Records provided ▸
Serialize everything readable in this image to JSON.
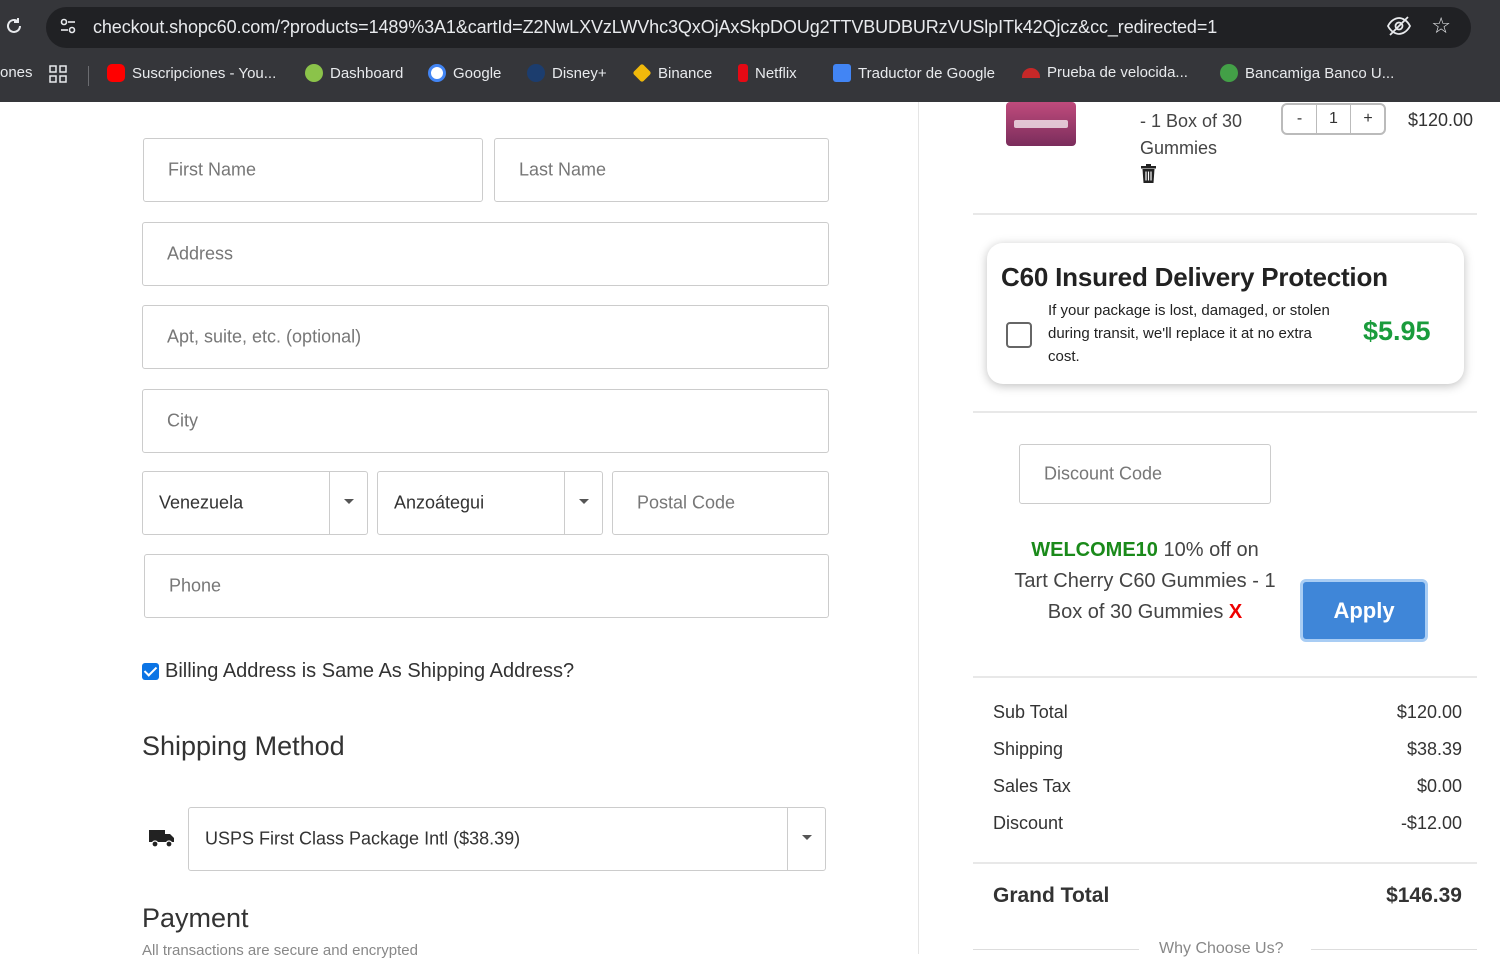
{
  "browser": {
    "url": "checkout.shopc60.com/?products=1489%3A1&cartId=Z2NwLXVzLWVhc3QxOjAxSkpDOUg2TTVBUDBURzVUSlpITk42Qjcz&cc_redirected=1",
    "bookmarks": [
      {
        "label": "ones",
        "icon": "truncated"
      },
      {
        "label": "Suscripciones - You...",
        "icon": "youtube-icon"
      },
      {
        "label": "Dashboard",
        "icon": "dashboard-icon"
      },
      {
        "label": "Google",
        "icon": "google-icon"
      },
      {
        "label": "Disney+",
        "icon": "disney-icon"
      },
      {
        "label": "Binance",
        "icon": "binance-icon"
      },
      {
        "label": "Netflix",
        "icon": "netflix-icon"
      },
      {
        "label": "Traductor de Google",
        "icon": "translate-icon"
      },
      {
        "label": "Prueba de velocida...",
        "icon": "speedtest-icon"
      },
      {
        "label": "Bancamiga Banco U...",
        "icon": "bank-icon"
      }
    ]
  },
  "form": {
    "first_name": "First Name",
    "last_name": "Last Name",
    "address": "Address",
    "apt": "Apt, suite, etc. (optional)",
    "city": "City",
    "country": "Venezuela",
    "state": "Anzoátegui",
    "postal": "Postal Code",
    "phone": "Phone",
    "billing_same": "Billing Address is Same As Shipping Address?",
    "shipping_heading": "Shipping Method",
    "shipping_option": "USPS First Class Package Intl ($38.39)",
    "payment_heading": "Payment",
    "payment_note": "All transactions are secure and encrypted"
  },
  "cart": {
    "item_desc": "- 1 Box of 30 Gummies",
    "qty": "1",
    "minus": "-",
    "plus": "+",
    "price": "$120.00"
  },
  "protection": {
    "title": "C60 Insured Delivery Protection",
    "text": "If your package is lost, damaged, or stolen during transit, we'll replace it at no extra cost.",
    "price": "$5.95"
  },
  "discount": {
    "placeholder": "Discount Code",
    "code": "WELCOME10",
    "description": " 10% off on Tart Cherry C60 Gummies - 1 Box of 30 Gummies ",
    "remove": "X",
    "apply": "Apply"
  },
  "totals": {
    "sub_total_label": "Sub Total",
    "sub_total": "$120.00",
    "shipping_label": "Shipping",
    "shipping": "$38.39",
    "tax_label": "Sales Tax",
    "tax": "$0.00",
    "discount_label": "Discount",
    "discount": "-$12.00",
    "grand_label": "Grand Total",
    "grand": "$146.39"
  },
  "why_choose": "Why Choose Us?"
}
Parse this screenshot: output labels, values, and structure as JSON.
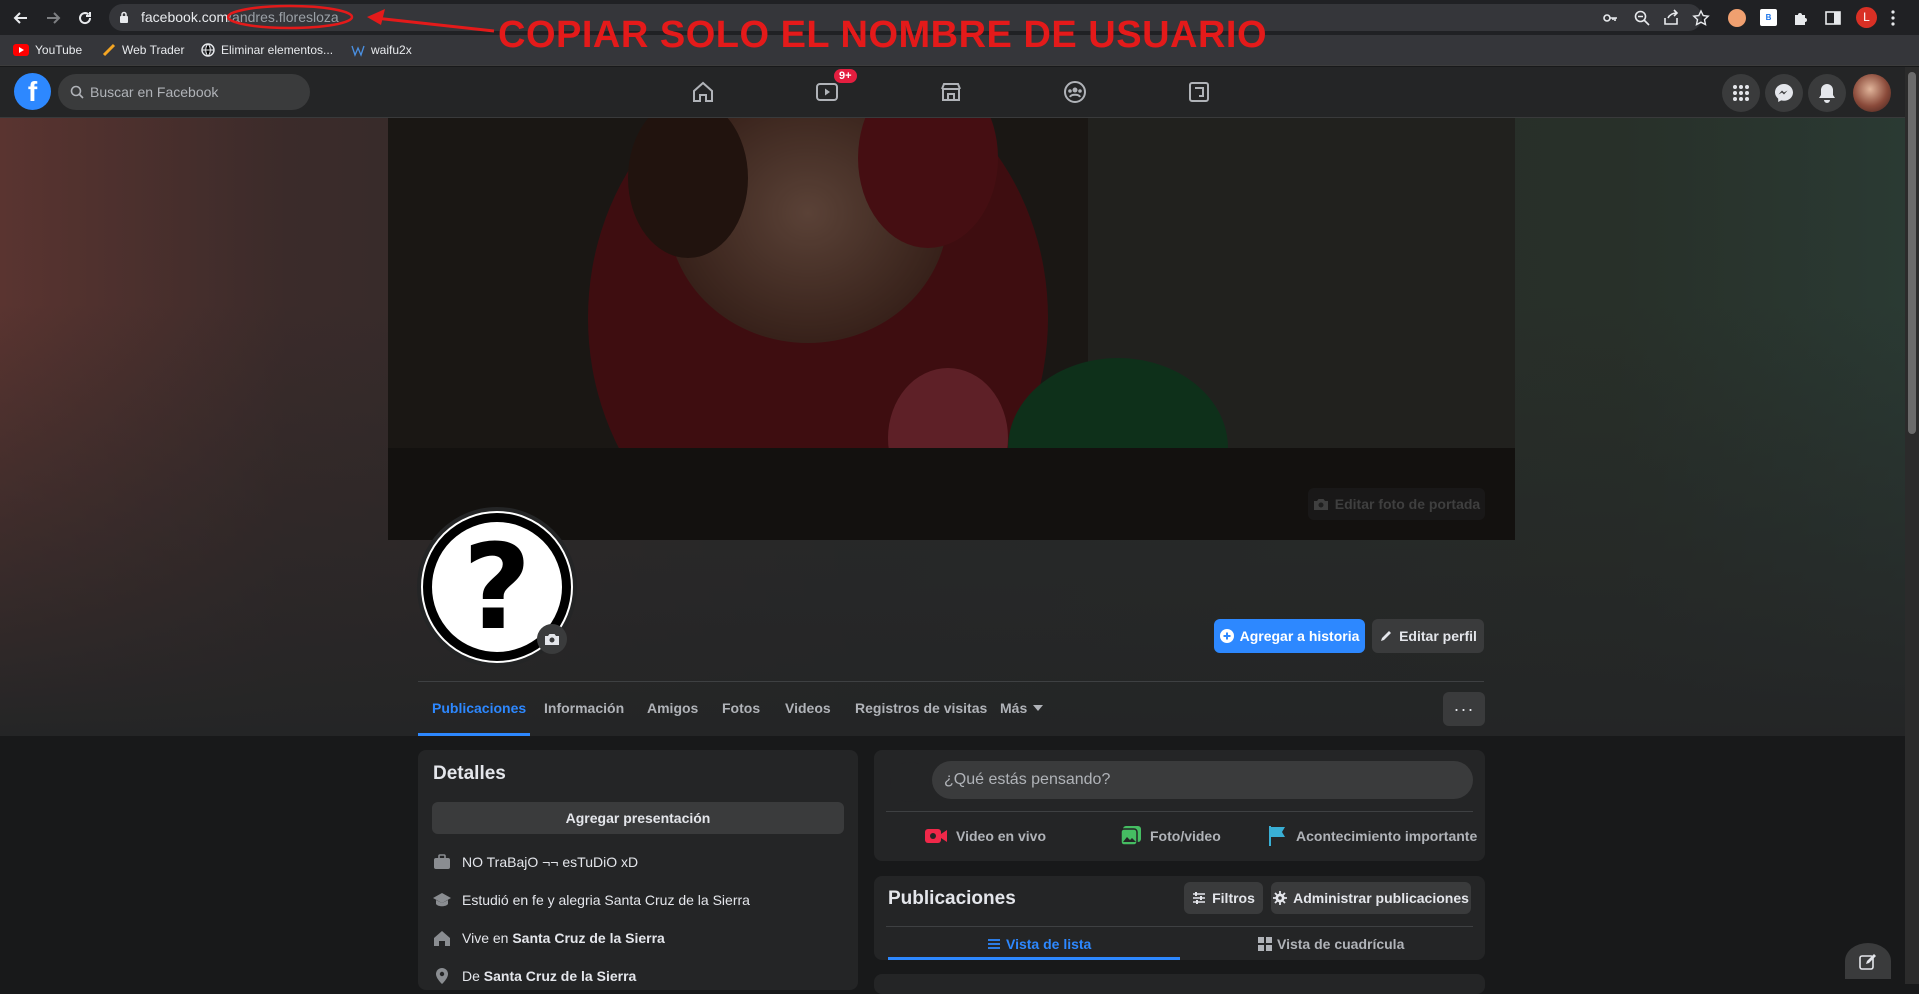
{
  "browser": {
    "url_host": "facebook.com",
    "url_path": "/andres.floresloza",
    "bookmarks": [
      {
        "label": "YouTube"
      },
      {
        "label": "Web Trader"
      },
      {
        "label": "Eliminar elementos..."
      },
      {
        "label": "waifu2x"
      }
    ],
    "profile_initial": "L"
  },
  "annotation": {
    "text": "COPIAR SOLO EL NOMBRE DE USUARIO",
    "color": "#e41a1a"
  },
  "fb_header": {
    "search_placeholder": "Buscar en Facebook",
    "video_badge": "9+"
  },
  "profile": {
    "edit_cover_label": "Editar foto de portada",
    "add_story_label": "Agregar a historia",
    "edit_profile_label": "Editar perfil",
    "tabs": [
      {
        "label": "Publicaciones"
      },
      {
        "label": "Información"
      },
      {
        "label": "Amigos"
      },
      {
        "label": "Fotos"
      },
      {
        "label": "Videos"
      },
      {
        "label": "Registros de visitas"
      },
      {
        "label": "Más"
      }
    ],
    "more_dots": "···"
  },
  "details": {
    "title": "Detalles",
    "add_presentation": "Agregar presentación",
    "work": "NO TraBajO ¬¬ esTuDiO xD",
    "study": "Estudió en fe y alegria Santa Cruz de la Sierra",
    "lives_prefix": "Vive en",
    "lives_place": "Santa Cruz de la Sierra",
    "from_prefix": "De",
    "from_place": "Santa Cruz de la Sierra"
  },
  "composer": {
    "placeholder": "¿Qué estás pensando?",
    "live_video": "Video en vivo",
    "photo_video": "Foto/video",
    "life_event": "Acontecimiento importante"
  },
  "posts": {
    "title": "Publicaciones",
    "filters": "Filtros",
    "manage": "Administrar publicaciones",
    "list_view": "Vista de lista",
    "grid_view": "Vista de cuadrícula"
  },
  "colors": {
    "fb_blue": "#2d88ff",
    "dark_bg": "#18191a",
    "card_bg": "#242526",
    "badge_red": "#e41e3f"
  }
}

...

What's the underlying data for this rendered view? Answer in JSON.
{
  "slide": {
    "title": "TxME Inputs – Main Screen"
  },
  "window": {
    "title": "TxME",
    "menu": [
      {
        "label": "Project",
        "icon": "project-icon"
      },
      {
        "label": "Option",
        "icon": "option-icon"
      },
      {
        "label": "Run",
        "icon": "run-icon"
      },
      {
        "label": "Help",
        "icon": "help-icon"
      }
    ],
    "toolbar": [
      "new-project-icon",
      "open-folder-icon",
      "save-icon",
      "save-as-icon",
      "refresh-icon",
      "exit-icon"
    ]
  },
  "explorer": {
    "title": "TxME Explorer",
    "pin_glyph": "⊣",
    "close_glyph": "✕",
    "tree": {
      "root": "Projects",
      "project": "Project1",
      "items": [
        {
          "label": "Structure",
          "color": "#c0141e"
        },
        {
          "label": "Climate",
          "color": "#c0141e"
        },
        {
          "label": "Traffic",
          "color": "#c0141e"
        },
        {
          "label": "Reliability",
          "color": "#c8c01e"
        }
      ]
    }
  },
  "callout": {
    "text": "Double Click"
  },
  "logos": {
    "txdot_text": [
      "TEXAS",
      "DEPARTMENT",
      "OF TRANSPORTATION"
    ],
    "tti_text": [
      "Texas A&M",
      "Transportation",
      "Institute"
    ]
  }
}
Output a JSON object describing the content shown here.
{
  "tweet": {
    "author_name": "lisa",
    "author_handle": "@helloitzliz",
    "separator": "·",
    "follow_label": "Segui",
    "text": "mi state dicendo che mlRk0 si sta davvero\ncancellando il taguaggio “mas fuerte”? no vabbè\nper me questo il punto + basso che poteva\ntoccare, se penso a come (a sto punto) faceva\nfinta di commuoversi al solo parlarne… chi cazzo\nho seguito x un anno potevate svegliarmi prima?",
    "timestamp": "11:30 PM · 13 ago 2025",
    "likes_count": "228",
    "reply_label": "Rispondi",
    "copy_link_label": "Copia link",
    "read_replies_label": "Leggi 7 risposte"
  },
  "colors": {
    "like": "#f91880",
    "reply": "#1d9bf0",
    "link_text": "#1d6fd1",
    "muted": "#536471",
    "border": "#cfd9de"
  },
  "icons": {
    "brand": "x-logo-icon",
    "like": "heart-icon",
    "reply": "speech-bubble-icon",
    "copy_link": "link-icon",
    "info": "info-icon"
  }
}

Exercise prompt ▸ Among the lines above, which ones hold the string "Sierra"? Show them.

Task response ▸
    "study": "Estudió en fe y alegria Santa Cruz de la Sierra",
    "lives_place": "Santa Cruz de la Sierra",
    "from_place": "Santa Cruz de la Sierra"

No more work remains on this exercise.